(Beginning of EXTRACTED ENTRIES)

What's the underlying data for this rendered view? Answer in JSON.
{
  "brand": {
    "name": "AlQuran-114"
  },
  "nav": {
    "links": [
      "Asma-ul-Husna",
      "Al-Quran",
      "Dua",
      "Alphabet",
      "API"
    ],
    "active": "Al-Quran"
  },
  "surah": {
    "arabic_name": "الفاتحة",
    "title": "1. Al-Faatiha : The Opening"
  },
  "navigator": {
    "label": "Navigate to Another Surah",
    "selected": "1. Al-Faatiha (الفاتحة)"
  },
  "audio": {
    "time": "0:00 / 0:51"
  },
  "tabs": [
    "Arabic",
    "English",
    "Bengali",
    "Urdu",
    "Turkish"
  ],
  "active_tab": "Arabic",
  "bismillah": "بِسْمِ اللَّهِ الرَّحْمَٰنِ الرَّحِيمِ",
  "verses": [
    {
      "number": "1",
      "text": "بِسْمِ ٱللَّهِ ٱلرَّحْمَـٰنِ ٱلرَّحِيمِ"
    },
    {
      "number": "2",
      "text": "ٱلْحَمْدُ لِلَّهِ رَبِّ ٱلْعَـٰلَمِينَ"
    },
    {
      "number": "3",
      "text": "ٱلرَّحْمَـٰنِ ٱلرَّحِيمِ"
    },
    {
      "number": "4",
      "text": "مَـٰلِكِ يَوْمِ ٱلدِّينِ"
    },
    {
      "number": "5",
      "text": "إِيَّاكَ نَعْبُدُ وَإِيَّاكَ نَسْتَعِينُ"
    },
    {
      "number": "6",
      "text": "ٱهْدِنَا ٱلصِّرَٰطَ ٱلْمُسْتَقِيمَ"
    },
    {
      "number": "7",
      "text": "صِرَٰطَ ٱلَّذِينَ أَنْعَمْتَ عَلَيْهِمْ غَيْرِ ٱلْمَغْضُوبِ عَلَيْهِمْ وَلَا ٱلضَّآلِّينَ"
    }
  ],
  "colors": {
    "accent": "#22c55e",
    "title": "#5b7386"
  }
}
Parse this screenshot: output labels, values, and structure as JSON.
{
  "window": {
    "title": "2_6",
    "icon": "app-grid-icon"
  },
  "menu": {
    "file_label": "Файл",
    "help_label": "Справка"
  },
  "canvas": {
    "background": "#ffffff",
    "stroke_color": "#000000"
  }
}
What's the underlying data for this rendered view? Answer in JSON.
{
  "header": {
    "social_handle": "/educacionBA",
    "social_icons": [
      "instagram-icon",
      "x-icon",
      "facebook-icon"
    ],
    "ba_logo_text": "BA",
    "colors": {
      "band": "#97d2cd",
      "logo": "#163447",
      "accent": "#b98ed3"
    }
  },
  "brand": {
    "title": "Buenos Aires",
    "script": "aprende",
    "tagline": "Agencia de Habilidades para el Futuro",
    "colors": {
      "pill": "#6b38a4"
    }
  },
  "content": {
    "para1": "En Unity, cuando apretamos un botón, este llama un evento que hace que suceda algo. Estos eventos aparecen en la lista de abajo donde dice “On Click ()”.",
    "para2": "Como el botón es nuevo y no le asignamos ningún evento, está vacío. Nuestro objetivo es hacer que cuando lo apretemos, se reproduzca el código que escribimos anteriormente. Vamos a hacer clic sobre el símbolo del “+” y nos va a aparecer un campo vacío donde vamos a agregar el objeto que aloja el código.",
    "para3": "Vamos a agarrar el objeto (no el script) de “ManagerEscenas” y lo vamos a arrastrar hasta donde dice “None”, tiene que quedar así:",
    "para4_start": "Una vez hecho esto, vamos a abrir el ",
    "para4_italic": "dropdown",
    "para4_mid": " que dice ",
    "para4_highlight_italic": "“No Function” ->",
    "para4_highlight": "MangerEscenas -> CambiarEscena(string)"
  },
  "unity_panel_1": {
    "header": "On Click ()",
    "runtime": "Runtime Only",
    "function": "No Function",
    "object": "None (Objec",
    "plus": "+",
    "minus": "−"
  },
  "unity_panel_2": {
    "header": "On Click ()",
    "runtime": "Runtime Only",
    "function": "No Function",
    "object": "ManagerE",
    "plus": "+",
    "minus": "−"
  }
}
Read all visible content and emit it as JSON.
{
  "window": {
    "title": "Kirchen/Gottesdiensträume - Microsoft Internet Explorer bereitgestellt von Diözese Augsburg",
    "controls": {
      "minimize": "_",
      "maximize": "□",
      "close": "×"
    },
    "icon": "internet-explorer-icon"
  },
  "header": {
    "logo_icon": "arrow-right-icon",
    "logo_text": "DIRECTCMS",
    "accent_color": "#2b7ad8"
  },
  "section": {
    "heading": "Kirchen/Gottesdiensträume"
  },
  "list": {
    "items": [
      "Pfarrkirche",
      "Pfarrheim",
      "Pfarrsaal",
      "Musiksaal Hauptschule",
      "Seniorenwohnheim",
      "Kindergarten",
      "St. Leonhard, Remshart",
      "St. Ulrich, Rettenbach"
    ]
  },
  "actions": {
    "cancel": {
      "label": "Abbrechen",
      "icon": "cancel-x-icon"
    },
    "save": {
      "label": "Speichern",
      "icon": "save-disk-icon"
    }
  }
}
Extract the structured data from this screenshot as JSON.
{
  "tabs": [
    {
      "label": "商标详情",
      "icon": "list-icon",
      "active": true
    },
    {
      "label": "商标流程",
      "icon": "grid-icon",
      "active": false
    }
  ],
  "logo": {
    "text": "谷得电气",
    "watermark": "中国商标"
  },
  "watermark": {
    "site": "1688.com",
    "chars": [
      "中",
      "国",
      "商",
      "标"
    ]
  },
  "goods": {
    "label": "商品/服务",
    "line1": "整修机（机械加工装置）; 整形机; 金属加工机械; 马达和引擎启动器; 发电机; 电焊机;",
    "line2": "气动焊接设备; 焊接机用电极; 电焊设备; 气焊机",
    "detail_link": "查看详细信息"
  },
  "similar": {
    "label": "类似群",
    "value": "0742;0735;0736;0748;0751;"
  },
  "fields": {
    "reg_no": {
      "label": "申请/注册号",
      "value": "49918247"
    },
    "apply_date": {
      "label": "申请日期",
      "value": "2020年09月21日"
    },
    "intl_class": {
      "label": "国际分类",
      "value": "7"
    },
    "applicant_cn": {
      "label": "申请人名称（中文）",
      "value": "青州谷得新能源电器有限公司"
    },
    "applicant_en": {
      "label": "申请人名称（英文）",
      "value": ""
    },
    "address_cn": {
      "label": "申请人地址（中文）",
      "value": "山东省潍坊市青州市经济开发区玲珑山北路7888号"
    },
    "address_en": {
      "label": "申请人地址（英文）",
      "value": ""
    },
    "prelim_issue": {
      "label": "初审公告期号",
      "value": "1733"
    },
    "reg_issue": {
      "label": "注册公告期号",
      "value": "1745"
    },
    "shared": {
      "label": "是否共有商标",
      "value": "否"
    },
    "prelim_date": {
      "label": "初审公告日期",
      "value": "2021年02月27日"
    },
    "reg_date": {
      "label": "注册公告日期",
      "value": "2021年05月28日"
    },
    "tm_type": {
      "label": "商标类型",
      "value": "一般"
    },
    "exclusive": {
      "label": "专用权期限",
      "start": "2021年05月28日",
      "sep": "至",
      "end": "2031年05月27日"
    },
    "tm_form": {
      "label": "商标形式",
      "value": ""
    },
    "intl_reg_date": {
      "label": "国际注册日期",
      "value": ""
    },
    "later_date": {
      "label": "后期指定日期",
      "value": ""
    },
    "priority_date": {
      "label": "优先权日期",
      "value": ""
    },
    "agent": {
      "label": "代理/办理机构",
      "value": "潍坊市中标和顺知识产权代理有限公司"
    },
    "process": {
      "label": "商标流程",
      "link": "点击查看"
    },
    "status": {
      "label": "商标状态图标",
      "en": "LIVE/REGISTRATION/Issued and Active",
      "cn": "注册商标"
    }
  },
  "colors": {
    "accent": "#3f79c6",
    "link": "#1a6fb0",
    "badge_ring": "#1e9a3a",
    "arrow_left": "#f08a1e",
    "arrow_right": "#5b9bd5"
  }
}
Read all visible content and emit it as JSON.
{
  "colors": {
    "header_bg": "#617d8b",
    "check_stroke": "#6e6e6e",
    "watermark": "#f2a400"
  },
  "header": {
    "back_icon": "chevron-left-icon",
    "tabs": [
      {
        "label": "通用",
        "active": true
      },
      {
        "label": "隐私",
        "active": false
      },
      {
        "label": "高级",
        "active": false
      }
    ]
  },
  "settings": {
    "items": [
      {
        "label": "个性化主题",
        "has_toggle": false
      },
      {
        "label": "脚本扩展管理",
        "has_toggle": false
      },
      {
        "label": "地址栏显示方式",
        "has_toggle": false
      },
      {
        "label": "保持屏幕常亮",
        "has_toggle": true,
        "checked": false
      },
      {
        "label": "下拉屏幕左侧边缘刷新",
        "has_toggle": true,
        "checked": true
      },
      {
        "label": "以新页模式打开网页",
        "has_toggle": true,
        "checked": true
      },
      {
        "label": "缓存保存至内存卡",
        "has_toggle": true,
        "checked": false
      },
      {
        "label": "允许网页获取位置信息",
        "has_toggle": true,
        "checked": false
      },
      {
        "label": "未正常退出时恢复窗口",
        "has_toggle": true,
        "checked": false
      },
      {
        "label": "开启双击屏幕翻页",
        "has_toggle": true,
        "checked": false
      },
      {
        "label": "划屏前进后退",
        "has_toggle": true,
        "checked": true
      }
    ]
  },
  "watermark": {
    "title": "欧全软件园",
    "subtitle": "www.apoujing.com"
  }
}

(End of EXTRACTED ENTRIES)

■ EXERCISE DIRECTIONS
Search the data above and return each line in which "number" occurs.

■ RESPONSE BOX
      "number": "1",
      "number": "2",
      "number": "3",
      "number": "4",
      "number": "5",
      "number": "6",
      "number": "7",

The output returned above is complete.